We can always find publishing data on the copyright page on the first four pages of the book (after our title pages). We know that if anyone meant anything to the author, we will know who they are before we get to the first chapter. Standards help us to count on these things.
What’s the Order?
In my e-book for nonfiction writers, The New Writer Workbook: A Step-by-Step Guide to Writing Your Nonfiction E-Book (at http://www.NewWriterWorkbook.com), I lay out the primary parts of the book and their uses. They are also found in Section 1.4 of the CMOS that I referenced earlier. To give you a quick glimpse of common components (not all), they are:
From the front of the book
Title pages (half title, series title, full title)
(Table of) Contents
(All of this before Chapter 1)
In the back of the book
So that you are aware, these pages also appear on a certain side of the book (recto or verso), thus you will need to understand what all this means. Take a look at the book The New Writer Workbook: A Step-by-Step Guide to Writing Your Nonfiction E-Book for a detailed listing with explanations. (Find it at www.NewWriterWorkbook.com.)
Keep It All Together
If you are an independent author and you want to look like you have it together, be sure to keep your book parts in order. The fact of the matter is that your book’s organization will matter to both your reputation as an author and to your readers.
To Your Writing Success,
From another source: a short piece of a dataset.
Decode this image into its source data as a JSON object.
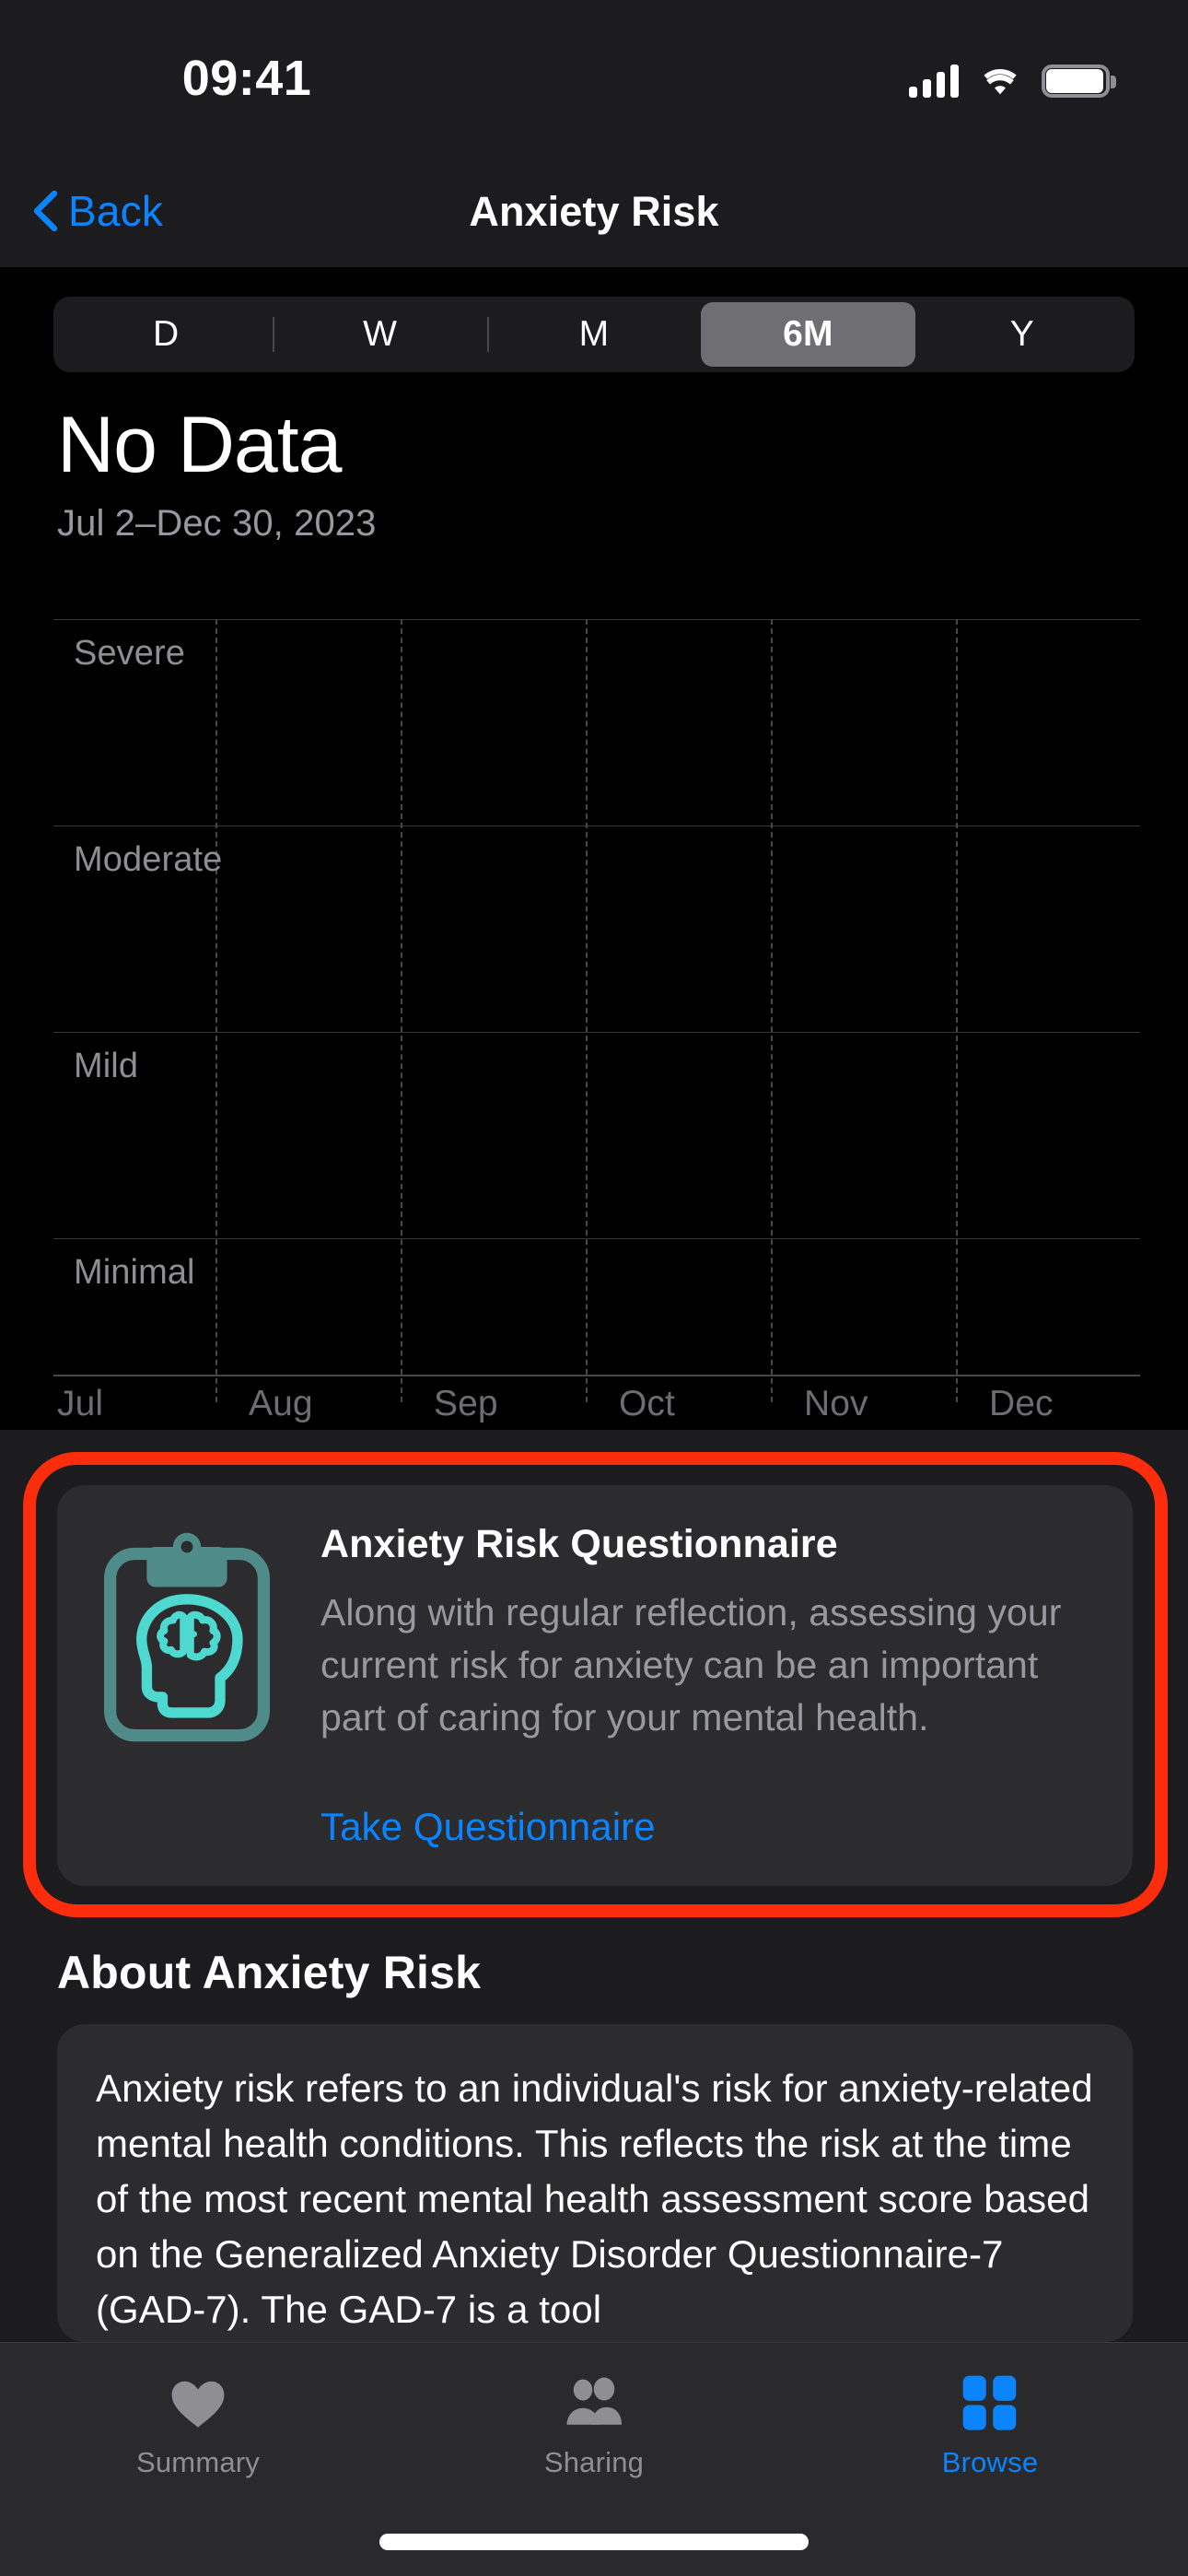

PS If you would rather just have a second pair of eyes to watch your back (and front…matter that is), contact me via e-mail at Tanya@HallagenInk.com to request a $10 Matter Review. I will look at both the order of appearance and the content of those pages. (NOTE: This is a great deal even if your book has already been published because we can fix it before anyone else sees it.)